It was kind of weird at first glance but I only looked for a moment and didn’t give it a second glance until I passed it again, on foot, on the way into the bank.
The car was an “Anniversary Edition,” at least according to the crudely applied stickers near the front fender. That’s when I paid more attention and realized the car wasn’t a Mercedes at all.
It was a Kia.
That first glance made me think the car was a 2004 E-Class, nothing particularly special, but nice. The second glance is when I noticed it was an Amanti, which I didn’t even know was around long enough to have an anniversary edition.
I was a little disappointed in myself because I consider myself a car guy, and car guys don’t mistake a Kia for a Mercedes.
Times have changed since the era of the Amanti, but the little encounter got me wondering if today’s Kias could compete with any of the luxury players. A quick search led me to an entertaining blog post on the topic, in which the writer said,
… the reason Mercedes-Benz feels pressure from mainstream brands is simple: they’re rapidly making technology seem a lot more accessible.
That’s a great point. Up until now, the luxury automakers had advanced technology that others didn’t. Adaptive cruise control, heated steering wheels and heated rear seats are now showing up in vehicles that are considered economy cars.
Today, a Kia won’t be mistaken for a Mercedes on first glance. However, it’s possible that buyers will gravitate to mainstream brands over luxury brands because they can get the same technology at a fraction of the price.
The trade-off, of course, is the performance, interior quality, sound and overall driving experience.
It’s probably worth looking for a used luxury vehicle so you can get best of both worlds.

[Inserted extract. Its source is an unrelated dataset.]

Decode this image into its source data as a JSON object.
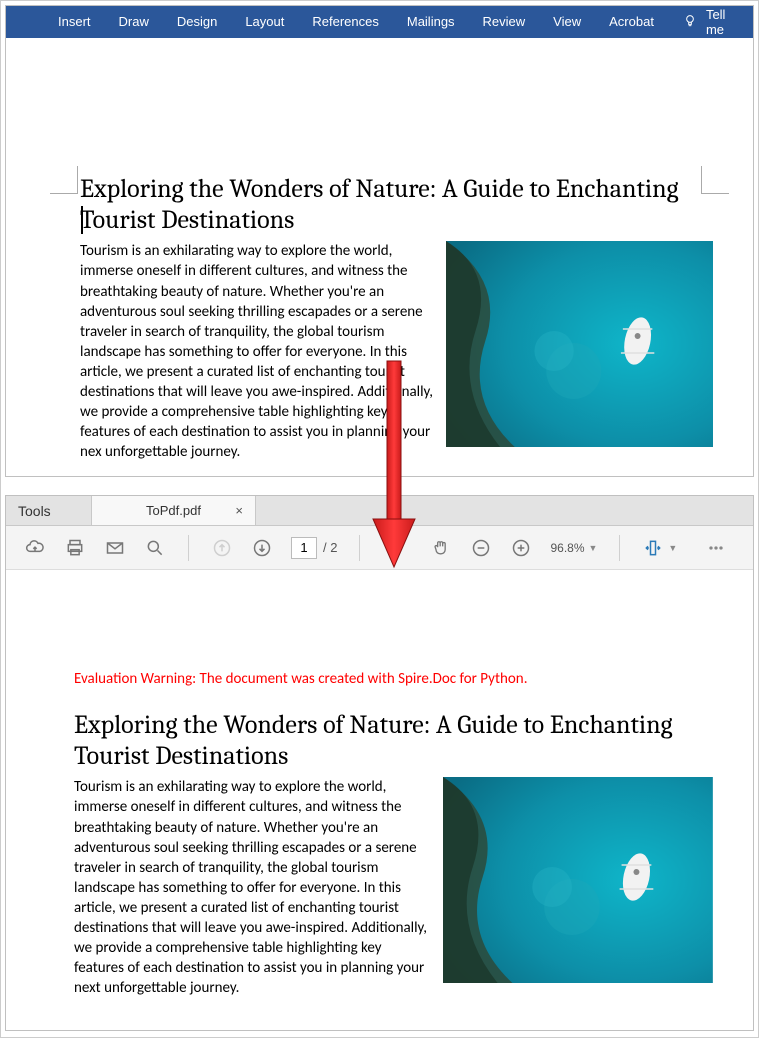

What makes more sense, assuming both have the same technology: a new Kia or a used Mercedes-Benz?
Used Kia Amanti
Used Mercedes-Benz E-Class